Your task —
When the word "name" shows up in a line of the records below, copy that line.

The records —
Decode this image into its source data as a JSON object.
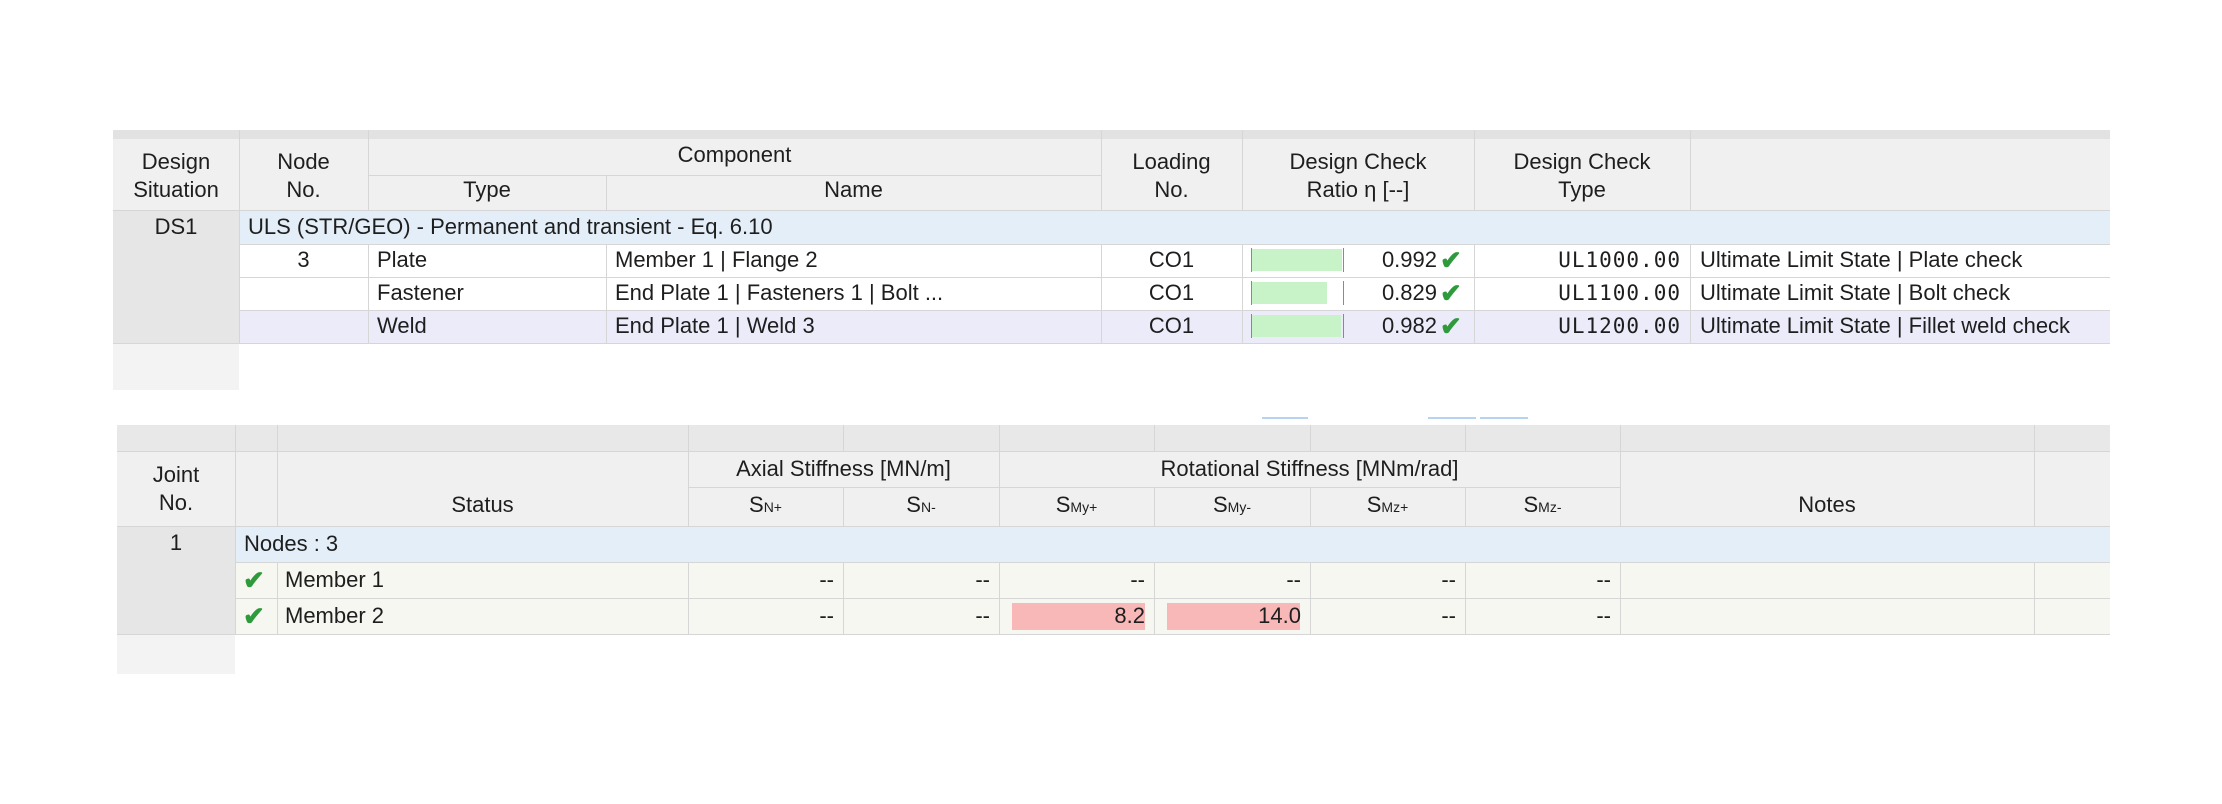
{
  "table1": {
    "headers": {
      "design_situation": [
        "Design",
        "Situation"
      ],
      "node_no": [
        "Node",
        "No."
      ],
      "component": "Component",
      "type": "Type",
      "name": "Name",
      "loading_no": [
        "Loading",
        "No."
      ],
      "design_check_ratio": [
        "Design Check",
        "Ratio η [--]"
      ],
      "design_check_type": [
        "Design Check",
        "Type"
      ]
    },
    "situation": "DS1",
    "group_label": "ULS (STR/GEO) - Permanent and transient - Eq. 6.10",
    "rows": [
      {
        "node": "3",
        "type": "Plate",
        "name": "Member 1 | Flange 2",
        "loading": "CO1",
        "ratio": 0.992,
        "ratio_text": "0.992",
        "check_type": "UL1000.00",
        "description": "Ultimate Limit State | Plate check"
      },
      {
        "node": "",
        "type": "Fastener",
        "name": "End Plate 1 | Fasteners 1 | Bolt ...",
        "loading": "CO1",
        "ratio": 0.829,
        "ratio_text": "0.829",
        "check_type": "UL1100.00",
        "description": "Ultimate Limit State | Bolt check"
      },
      {
        "node": "",
        "type": "Weld",
        "name": "End Plate 1 | Weld 3",
        "loading": "CO1",
        "ratio": 0.982,
        "ratio_text": "0.982",
        "check_type": "UL1200.00",
        "description": "Ultimate Limit State | Fillet weld check"
      }
    ]
  },
  "table2": {
    "headers": {
      "joint_no": [
        "Joint",
        "No."
      ],
      "status": "Status",
      "axial_group": "Axial Stiffness [MN/m]",
      "rotational_group": "Rotational Stiffness [MNm/rad]",
      "notes": "Notes",
      "sn_plus": {
        "main": "S",
        "sub": "N+"
      },
      "sn_minus": {
        "main": "S",
        "sub": "N-"
      },
      "smy_plus": {
        "main": "S",
        "sub": "My+"
      },
      "smy_minus": {
        "main": "S",
        "sub": "My-"
      },
      "smz_plus": {
        "main": "S",
        "sub": "Mz+"
      },
      "smz_minus": {
        "main": "S",
        "sub": "Mz-"
      }
    },
    "joint": "1",
    "group_label": "Nodes : 3",
    "rows": [
      {
        "member": "Member 1",
        "sn_plus": "--",
        "sn_minus": "--",
        "smy_plus": "--",
        "smy_minus": "--",
        "smz_plus": "--",
        "smz_minus": "--",
        "notes": ""
      },
      {
        "member": "Member 2",
        "sn_plus": "--",
        "sn_minus": "--",
        "smy_plus": "8.2",
        "smy_minus": "14.0",
        "smz_plus": "--",
        "smz_minus": "--",
        "notes": ""
      }
    ],
    "highlight_color": "#f8b8b8"
  },
  "colors": {
    "header_bg": "#f0f0f0",
    "group_row_bg": "#e4eef8",
    "selected_row_bg": "#ebebfa",
    "status_row_bg": "#f6f7f0",
    "left_col_bg": "#e6e6e6",
    "ratio_bar": "#c8f2c8",
    "check_green": "#2e9a3c"
  }
}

Exercise response —
      "name": "Name",
        "name": "Member 1 | Flange 2",
        "name": "End Plate 1 | Fasteners 1 | Bolt ...",
        "name": "End Plate 1 | Weld 3",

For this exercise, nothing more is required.